**WHAT TO WORK ON:** Without the pictures, repeat all of the data exactly as it appears below.

**PROVIDED RECORDS:**
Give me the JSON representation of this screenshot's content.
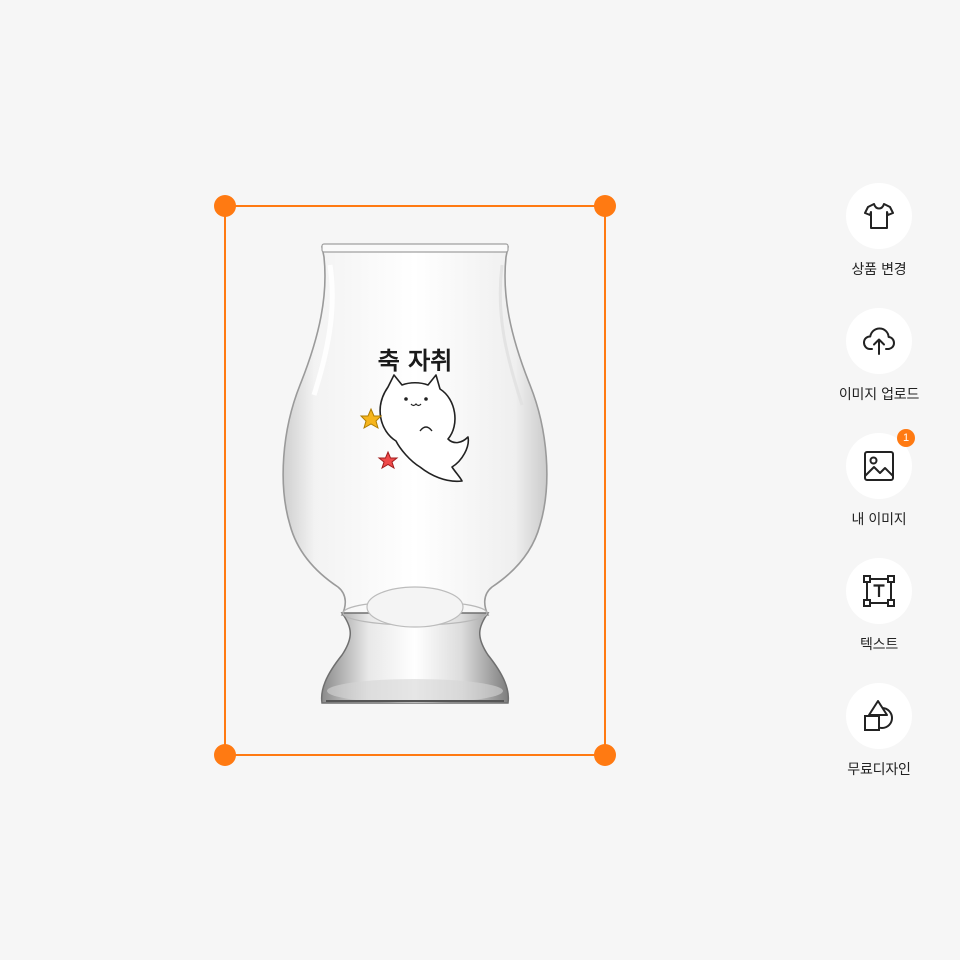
{
  "colors": {
    "accent": "#ff7a12",
    "background": "#f6f6f6",
    "tool_button_bg": "#ffffff",
    "label_text": "#222222"
  },
  "design": {
    "title_text": "축 자취",
    "illustration": "white-cat-ghost-with-stars"
  },
  "toolbar": {
    "items": [
      {
        "label": "상품 변경",
        "icon": "tshirt-icon"
      },
      {
        "label": "이미지 업로드",
        "icon": "cloud-upload-icon"
      },
      {
        "label": "내 이미지",
        "icon": "image-icon",
        "badge": "1"
      },
      {
        "label": "텍스트",
        "icon": "text-box-icon"
      },
      {
        "label": "무료디자인",
        "icon": "shapes-icon"
      }
    ]
  }
}
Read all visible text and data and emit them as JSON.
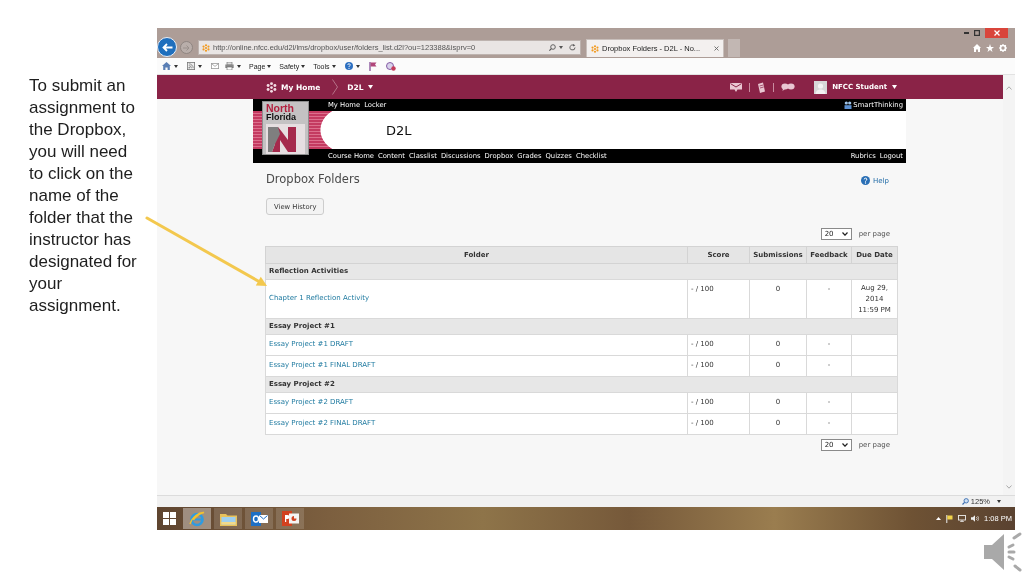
{
  "slide": {
    "caption": "To submit an assignment to the Dropbox, you will need to click on the name of the folder that the instructor has designated for your assignment."
  },
  "browser": {
    "address": "http://online.nfcc.edu/d2l/lms/dropbox/user/folders_list.d2l?ou=123388&isprv=0",
    "tab": {
      "title": "Dropbox Folders - D2L - No..."
    },
    "command_bar": [
      "Page",
      "Safety",
      "Tools"
    ],
    "zoom": "125%"
  },
  "d2l": {
    "minibar": {
      "home": "My Home",
      "course": "D2L",
      "user": "NFCC Student"
    },
    "top_links": [
      "My Home",
      "Locker"
    ],
    "smartthinking": "SmartThinking",
    "logo": [
      "North",
      "Florida"
    ],
    "course_title": "D2L",
    "course_nav": [
      "Course Home",
      "Content",
      "Classlist",
      "Discussions",
      "Dropbox",
      "Grades",
      "Quizzes",
      "Checklist"
    ],
    "right_links": [
      "Rubrics",
      "Logout"
    ]
  },
  "page": {
    "title": "Dropbox Folders",
    "help": "Help",
    "history_button": "View History",
    "pager_top": {
      "value": "20",
      "label": "per page"
    },
    "table": {
      "columns": [
        "Folder",
        "Score",
        "Submissions",
        "Feedback",
        "Due Date"
      ],
      "rows": [
        {
          "kind": "category",
          "name": "Reflection Activities"
        },
        {
          "kind": "folder",
          "name": "Chapter 1 Reflection Activity",
          "score": "- / 100",
          "submissions": "0",
          "feedback": "-",
          "due_date": "Aug 29, 2014 11:59 PM"
        },
        {
          "kind": "category",
          "name": "Essay Project #1"
        },
        {
          "kind": "folder",
          "name": "Essay Project #1 DRAFT",
          "score": "- / 100",
          "submissions": "0",
          "feedback": "-"
        },
        {
          "kind": "folder",
          "name": "Essay Project #1 FINAL DRAFT",
          "score": "- / 100",
          "submissions": "0",
          "feedback": "-"
        },
        {
          "kind": "category",
          "name": "Essay Project #2"
        },
        {
          "kind": "folder",
          "name": "Essay Project #2 DRAFT",
          "score": "- / 100",
          "submissions": "0",
          "feedback": "-"
        },
        {
          "kind": "folder",
          "name": "Essay Project #2 FINAL DRAFT",
          "score": "- / 100",
          "submissions": "0",
          "feedback": "-"
        }
      ]
    },
    "pager_bottom": {
      "value": "20",
      "label": "per page"
    }
  },
  "taskbar": {
    "apps": [
      {
        "kind": "browser",
        "selected": true
      },
      {
        "kind": "files",
        "selected": false
      },
      {
        "kind": "mail",
        "selected": false
      },
      {
        "kind": "slides",
        "selected": false
      }
    ],
    "clock": "1:08 PM"
  }
}
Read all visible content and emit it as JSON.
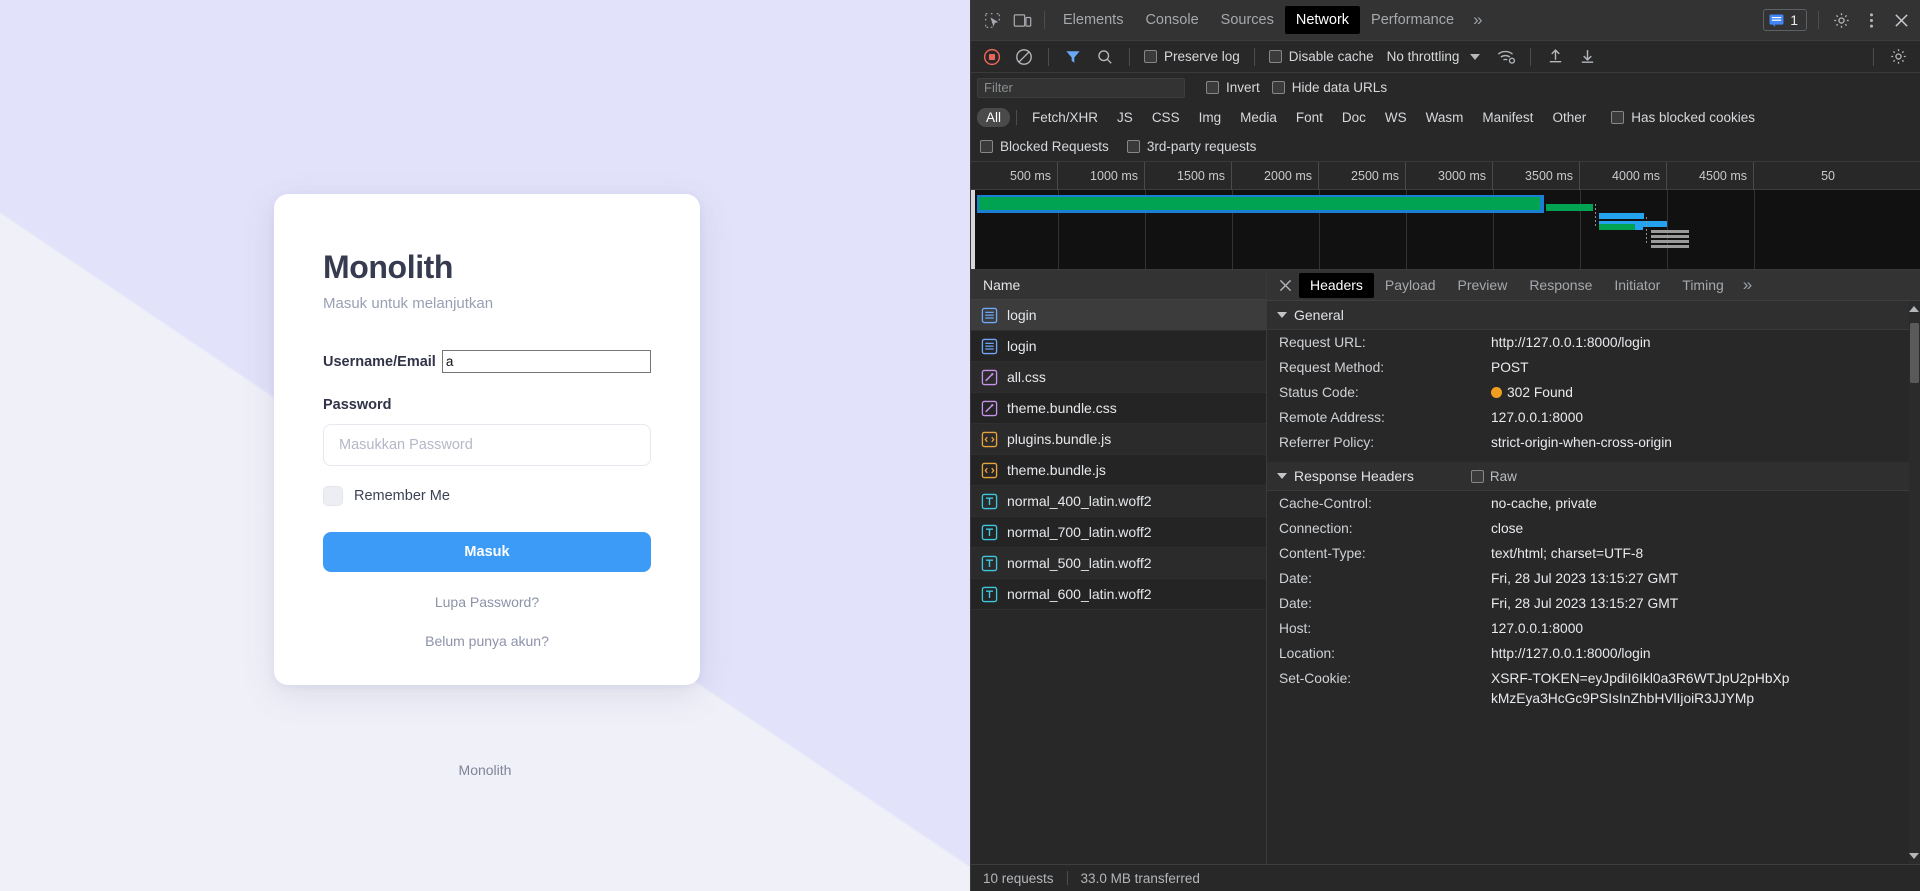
{
  "page": {
    "brand_title": "Monolith",
    "subtitle": "Masuk untuk melanjutkan",
    "username_label": "Username/Email",
    "username_value": "a",
    "password_label": "Password",
    "password_placeholder": "Masukkan Password",
    "remember_label": "Remember Me",
    "submit_label": "Masuk",
    "forgot_link": "Lupa Password?",
    "register_link": "Belum punya akun?",
    "footer": "Monolith",
    "accent_color": "#3b9bf7",
    "background_color": "#e2e2fa"
  },
  "devtools": {
    "tabs": [
      "Elements",
      "Console",
      "Sources",
      "Network",
      "Performance"
    ],
    "active_tab": "Network",
    "more_tabs": "»",
    "message_count": "1",
    "toolbar": {
      "preserve_log": "Preserve log",
      "disable_cache": "Disable cache",
      "throttling": "No throttling"
    },
    "filter": {
      "placeholder": "Filter",
      "value": "",
      "invert": "Invert",
      "hide_data_urls": "Hide data URLs"
    },
    "type_chips": [
      "All",
      "Fetch/XHR",
      "JS",
      "CSS",
      "Img",
      "Media",
      "Font",
      "Doc",
      "WS",
      "Wasm",
      "Manifest",
      "Other"
    ],
    "active_chip": "All",
    "has_blocked_cookies": "Has blocked cookies",
    "blocked_requests": "Blocked Requests",
    "third_party_requests": "3rd-party requests",
    "timeline": {
      "ticks": [
        "500 ms",
        "1000 ms",
        "1500 ms",
        "2000 ms",
        "2500 ms",
        "3000 ms",
        "3500 ms",
        "4000 ms",
        "4500 ms",
        "50"
      ]
    },
    "requests": {
      "column_header": "Name",
      "rows": [
        {
          "name": "login",
          "type": "doc",
          "selected": true
        },
        {
          "name": "login",
          "type": "doc",
          "selected": false
        },
        {
          "name": "all.css",
          "type": "css",
          "selected": false
        },
        {
          "name": "theme.bundle.css",
          "type": "css",
          "selected": false
        },
        {
          "name": "plugins.bundle.js",
          "type": "js",
          "selected": false
        },
        {
          "name": "theme.bundle.js",
          "type": "js",
          "selected": false
        },
        {
          "name": "normal_400_latin.woff2",
          "type": "font",
          "selected": false
        },
        {
          "name": "normal_700_latin.woff2",
          "type": "font",
          "selected": false
        },
        {
          "name": "normal_500_latin.woff2",
          "type": "font",
          "selected": false
        },
        {
          "name": "normal_600_latin.woff2",
          "type": "font",
          "selected": false
        }
      ]
    },
    "detail_tabs": [
      "Headers",
      "Payload",
      "Preview",
      "Response",
      "Initiator",
      "Timing"
    ],
    "detail_active_tab": "Headers",
    "detail_more": "»",
    "general": {
      "section_title": "General",
      "rows": [
        {
          "key": "Request URL:",
          "value": "http://127.0.0.1:8000/login"
        },
        {
          "key": "Request Method:",
          "value": "POST"
        },
        {
          "key": "Status Code:",
          "value": "302 Found",
          "dot": "#f0a020"
        },
        {
          "key": "Remote Address:",
          "value": "127.0.0.1:8000"
        },
        {
          "key": "Referrer Policy:",
          "value": "strict-origin-when-cross-origin"
        }
      ]
    },
    "response_headers": {
      "section_title": "Response Headers",
      "raw_label": "Raw",
      "rows": [
        {
          "key": "Cache-Control:",
          "value": "no-cache, private"
        },
        {
          "key": "Connection:",
          "value": "close"
        },
        {
          "key": "Content-Type:",
          "value": "text/html; charset=UTF-8"
        },
        {
          "key": "Date:",
          "value": "Fri, 28 Jul 2023 13:15:27 GMT"
        },
        {
          "key": "Date:",
          "value": "Fri, 28 Jul 2023 13:15:27 GMT"
        },
        {
          "key": "Host:",
          "value": "127.0.0.1:8000"
        },
        {
          "key": "Location:",
          "value": "http://127.0.0.1:8000/login"
        },
        {
          "key": "Set-Cookie:",
          "value": "XSRF-TOKEN=eyJpdiI6Ikl0a3R6WTJpU2pHbXpkMzEya3HcGc9PSIsInZhbHVlIjoiR3JJYMp"
        }
      ]
    },
    "status_bar": {
      "requests": "10 requests",
      "transferred": "33.0 MB transferred"
    }
  }
}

**RESPONSE FOR THIS EXERCISE:**
Give me the JSON representation of this screenshot's content.
{
  "colors": {
    "accent": "#ff7a12",
    "background": "#f6f6f6",
    "tool_button_bg": "#ffffff",
    "label_text": "#222222"
  },
  "design": {
    "title_text": "축 자취",
    "illustration": "white-cat-ghost-with-stars"
  },
  "toolbar": {
    "items": [
      {
        "label": "상품 변경",
        "icon": "tshirt-icon"
      },
      {
        "label": "이미지 업로드",
        "icon": "cloud-upload-icon"
      },
      {
        "label": "내 이미지",
        "icon": "image-icon",
        "badge": "1"
      },
      {
        "label": "텍스트",
        "icon": "text-box-icon"
      },
      {
        "label": "무료디자인",
        "icon": "shapes-icon"
      }
    ]
  }
}
Read all visible text and data and emit them as JSON.
{
  "slide": {
    "caption": "To submit an assignment to the Dropbox, you will need to click on the name of the folder that the instructor has designated for your assignment."
  },
  "browser": {
    "address": "http://online.nfcc.edu/d2l/lms/dropbox/user/folders_list.d2l?ou=123388&isprv=0",
    "tab": {
      "title": "Dropbox Folders - D2L - No..."
    },
    "command_bar": [
      "Page",
      "Safety",
      "Tools"
    ],
    "zoom": "125%"
  },
  "d2l": {
    "minibar": {
      "home": "My Home",
      "course": "D2L",
      "user": "NFCC Student"
    },
    "top_links": [
      "My Home",
      "Locker"
    ],
    "smartthinking": "SmartThinking",
    "logo": [
      "North",
      "Florida"
    ],
    "course_title": "D2L",
    "course_nav": [
      "Course Home",
      "Content",
      "Classlist",
      "Discussions",
      "Dropbox",
      "Grades",
      "Quizzes",
      "Checklist"
    ],
    "right_links": [
      "Rubrics",
      "Logout"
    ]
  },
  "page": {
    "title": "Dropbox Folders",
    "help": "Help",
    "history_button": "View History",
    "pager_top": {
      "value": "20",
      "label": "per page"
    },
    "table": {
      "columns": [
        "Folder",
        "Score",
        "Submissions",
        "Feedback",
        "Due Date"
      ],
      "rows": [
        {
          "kind": "category",
          "name": "Reflection Activities"
        },
        {
          "kind": "folder",
          "name": "Chapter 1 Reflection Activity",
          "score": "- / 100",
          "submissions": "0",
          "feedback": "-",
          "due_date": "Aug 29, 2014 11:59 PM"
        },
        {
          "kind": "category",
          "name": "Essay Project #1"
        },
        {
          "kind": "folder",
          "name": "Essay Project #1 DRAFT",
          "score": "- / 100",
          "submissions": "0",
          "feedback": "-"
        },
        {
          "kind": "folder",
          "name": "Essay Project #1 FINAL DRAFT",
          "score": "- / 100",
          "submissions": "0",
          "feedback": "-"
        },
        {
          "kind": "category",
          "name": "Essay Project #2"
        },
        {
          "kind": "folder",
          "name": "Essay Project #2 DRAFT",
          "score": "- / 100",
          "submissions": "0",
          "feedback": "-"
        },
        {
          "kind": "folder",
          "name": "Essay Project #2 FINAL DRAFT",
          "score": "- / 100",
          "submissions": "0",
          "feedback": "-"
        }
      ]
    },
    "pager_bottom": {
      "value": "20",
      "label": "per page"
    }
  },
  "taskbar": {
    "apps": [
      {
        "kind": "browser",
        "selected": true
      },
      {
        "kind": "files",
        "selected": false
      },
      {
        "kind": "mail",
        "selected": false
      },
      {
        "kind": "slides",
        "selected": false
      }
    ],
    "clock": "1:08 PM"
  }
}
Read all visible content and emit it as JSON.
{
  "page": {
    "brand_title": "Monolith",
    "subtitle": "Masuk untuk melanjutkan",
    "username_label": "Username/Email",
    "username_value": "a",
    "password_label": "Password",
    "password_placeholder": "Masukkan Password",
    "remember_label": "Remember Me",
    "submit_label": "Masuk",
    "forgot_link": "Lupa Password?",
    "register_link": "Belum punya akun?",
    "footer": "Monolith",
    "accent_color": "#3b9bf7",
    "background_color": "#e2e2fa"
  },
  "devtools": {
    "tabs": [
      "Elements",
      "Console",
      "Sources",
      "Network",
      "Performance"
    ],
    "active_tab": "Network",
    "more_tabs": "»",
    "message_count": "1",
    "toolbar": {
      "preserve_log": "Preserve log",
      "disable_cache": "Disable cache",
      "throttling": "No throttling"
    },
    "filter": {
      "placeholder": "Filter",
      "value": "",
      "invert": "Invert",
      "hide_data_urls": "Hide data URLs"
    },
    "type_chips": [
      "All",
      "Fetch/XHR",
      "JS",
      "CSS",
      "Img",
      "Media",
      "Font",
      "Doc",
      "WS",
      "Wasm",
      "Manifest",
      "Other"
    ],
    "active_chip": "All",
    "has_blocked_cookies": "Has blocked cookies",
    "blocked_requests": "Blocked Requests",
    "third_party_requests": "3rd-party requests",
    "timeline": {
      "ticks": [
        "500 ms",
        "1000 ms",
        "1500 ms",
        "2000 ms",
        "2500 ms",
        "3000 ms",
        "3500 ms",
        "4000 ms",
        "4500 ms",
        "50"
      ]
    },
    "requests": {
      "column_header": "Name",
      "rows": [
        {
          "name": "login",
          "type": "doc",
          "selected": true
        },
        {
          "name": "login",
          "type": "doc",
          "selected": false
        },
        {
          "name": "all.css",
          "type": "css",
          "selected": false
        },
        {
          "name": "theme.bundle.css",
          "type": "css",
          "selected": false
        },
        {
          "name": "plugins.bundle.js",
          "type": "js",
          "selected": false
        },
        {
          "name": "theme.bundle.js",
          "type": "js",
          "selected": false
        },
        {
          "name": "normal_400_latin.woff2",
          "type": "font",
          "selected": false
        },
        {
          "name": "normal_700_latin.woff2",
          "type": "font",
          "selected": false
        },
        {
          "name": "normal_500_latin.woff2",
          "type": "font",
          "selected": false
        },
        {
          "name": "normal_600_latin.woff2",
          "type": "font",
          "selected": false
        }
      ]
    },
    "detail_tabs": [
      "Headers",
      "Payload",
      "Preview",
      "Response",
      "Initiator",
      "Timing"
    ],
    "detail_active_tab": "Headers",
    "detail_more": "»",
    "general": {
      "section_title": "General",
      "rows": [
        {
          "key": "Request URL:",
          "value": "http://127.0.0.1:8000/login"
        },
        {
          "key": "Request Method:",
          "value": "POST"
        },
        {
          "key": "Status Code:",
          "value": "302 Found",
          "dot": "#f0a020"
        },
        {
          "key": "Remote Address:",
          "value": "127.0.0.1:8000"
        },
        {
          "key": "Referrer Policy:",
          "value": "strict-origin-when-cross-origin"
        }
      ]
    },
    "response_headers": {
      "section_title": "Response Headers",
      "raw_label": "Raw",
      "rows": [
        {
          "key": "Cache-Control:",
          "value": "no-cache, private"
        },
        {
          "key": "Connection:",
          "value": "close"
        },
        {
          "key": "Content-Type:",
          "value": "text/html; charset=UTF-8"
        },
        {
          "key": "Date:",
          "value": "Fri, 28 Jul 2023 13:15:27 GMT"
        },
        {
          "key": "Date:",
          "value": "Fri, 28 Jul 2023 13:15:27 GMT"
        },
        {
          "key": "Host:",
          "value": "127.0.0.1:8000"
        },
        {
          "key": "Location:",
          "value": "http://127.0.0.1:8000/login"
        },
        {
          "key": "Set-Cookie:",
          "value": "XSRF-TOKEN=eyJpdiI6Ikl0a3R6WTJpU2pHbXpkMzEya3HcGc9PSIsInZhbHVlIjoiR3JJYMp"
        }
      ]
    },
    "status_bar": {
      "requests": "10 requests",
      "transferred": "33.0 MB transferred"
    }
  }
}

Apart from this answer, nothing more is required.